Before anything else, you should also read the following exemplary essay:
Note that it does what most of your essays do not do: It follows the guide closely; it includes research of various kinds; it balances anecdotes with empirical data; it offers value arguments and a policy argument; it even includes the elusive extended analogy, a requirement most of you just ignored. These strengths are more than enough to make up for some of the grammatical and paragraphing struggles.
This paper earns a 92, one of only a handful of papers to do so. Compare it to yours. Note the differences. When/if we conference, we’ll start with your understanding of what you didn’t do correctly; only then will we move into a discussion of how you might revise.
Click to see more book art.
Before doing anything else, be sure you’ve carefully read the directions for the adversarial that are outlined in the previous post.
Now use the comments section below to earn points while exploring your Q4 books. Be clear in your choices, and continue to revisit this post to see what your peers have to say.
The book you’ve chosen to read is the culmination of our year of reading, just like your last, choice-driven essay is the culmination of our year of writing. We began with 50-word short stories; now we end with a full-length novel you chose on your own.

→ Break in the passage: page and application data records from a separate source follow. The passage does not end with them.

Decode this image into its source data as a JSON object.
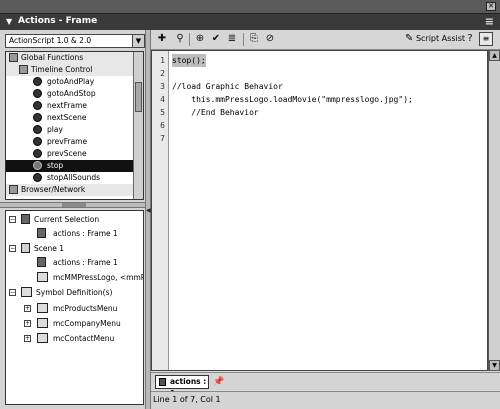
{
  "window": {
    "close_glyph": "✕"
  },
  "panel": {
    "title": "Actions - Frame",
    "collapse_glyph": "▼",
    "menu_glyph": "≡"
  },
  "toolbox": {
    "version_select": "ActionScript 1.0 & 2.0",
    "items": [
      {
        "label": "Global Functions",
        "kind": "category"
      },
      {
        "label": "Timeline Control",
        "kind": "category"
      },
      {
        "label": "gotoAndPlay",
        "kind": "item"
      },
      {
        "label": "gotoAndStop",
        "kind": "item"
      },
      {
        "label": "nextFrame",
        "kind": "item"
      },
      {
        "label": "nextScene",
        "kind": "item"
      },
      {
        "label": "play",
        "kind": "item"
      },
      {
        "label": "prevFrame",
        "kind": "item"
      },
      {
        "label": "prevScene",
        "kind": "item"
      },
      {
        "label": "stop",
        "kind": "selected"
      },
      {
        "label": "stopAllSounds",
        "kind": "item"
      },
      {
        "label": "Browser/Network",
        "kind": "category"
      }
    ]
  },
  "script_navigator": {
    "rows": [
      {
        "label": "Current Selection",
        "expander": "−"
      },
      {
        "label": "actions : Frame 1"
      },
      {
        "label": "Scene 1",
        "expander": "−"
      },
      {
        "label": "actions : Frame 1"
      },
      {
        "label": "mcMMPressLogo, <mmPr"
      },
      {
        "label": "Symbol Definition(s)",
        "expander": "−"
      },
      {
        "label": "mcProductsMenu",
        "expander": "+"
      },
      {
        "label": "mcCompanyMenu",
        "expander": "+"
      },
      {
        "label": "mcContactMenu",
        "expander": "+"
      }
    ]
  },
  "toolbar": {
    "add_glyph": "✚",
    "find_glyph": "⚲",
    "target_glyph": "⊕",
    "check_glyph": "✔",
    "format_glyph": "≣",
    "hints_glyph": "⎘",
    "debug_glyph": "⊘",
    "script_assist_label": "Script Assist",
    "script_assist_glyph": "✎",
    "help_glyph": "?",
    "view_options_glyph": "≡"
  },
  "editor": {
    "lines": [
      {
        "n": "1",
        "text": "stop();"
      },
      {
        "n": "2",
        "text": ""
      },
      {
        "n": "3",
        "text": "//load Graphic Behavior"
      },
      {
        "n": "4",
        "text": "    this.mmPressLogo.loadMovie(\"mmpresslogo.jpg\");"
      },
      {
        "n": "5",
        "text": "    //End Behavior"
      },
      {
        "n": "6",
        "text": ""
      },
      {
        "n": "7",
        "text": ""
      }
    ]
  },
  "tab": {
    "label": "actions : 1",
    "pin_glyph": "📌"
  },
  "status": {
    "text": "Line 1 of 7, Col 1"
  }
}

Next week, we will begin preparations for your final exam and Regents Exam. Your book will be part of those preparations, because most of you will be able to use that book as evidence in the essay you write for the Regents. This week, you will be discussing your book with each other through the comments section of this website.
Obviously, not everyone will have finished. That’s a sad but ineluctable result of this process. But even those of you who didn’t finish have a lot to discuss. This process reflects your management of time and your understanding of your reading habits, not just your experience reading a text; more importantly, what I am asking you to do requires only that you read something. Finishing will help, but it is not necessarily required.
The carrot for this : This is another adversarial score, and you will only receive points for what you contribute to this discussion online. We’ve practiced this kind of thinking-through-writing exercise far too often; you need another chance to see its benefits.
Note: You will need to go to the next post in order to have the conversation. These are just the directions: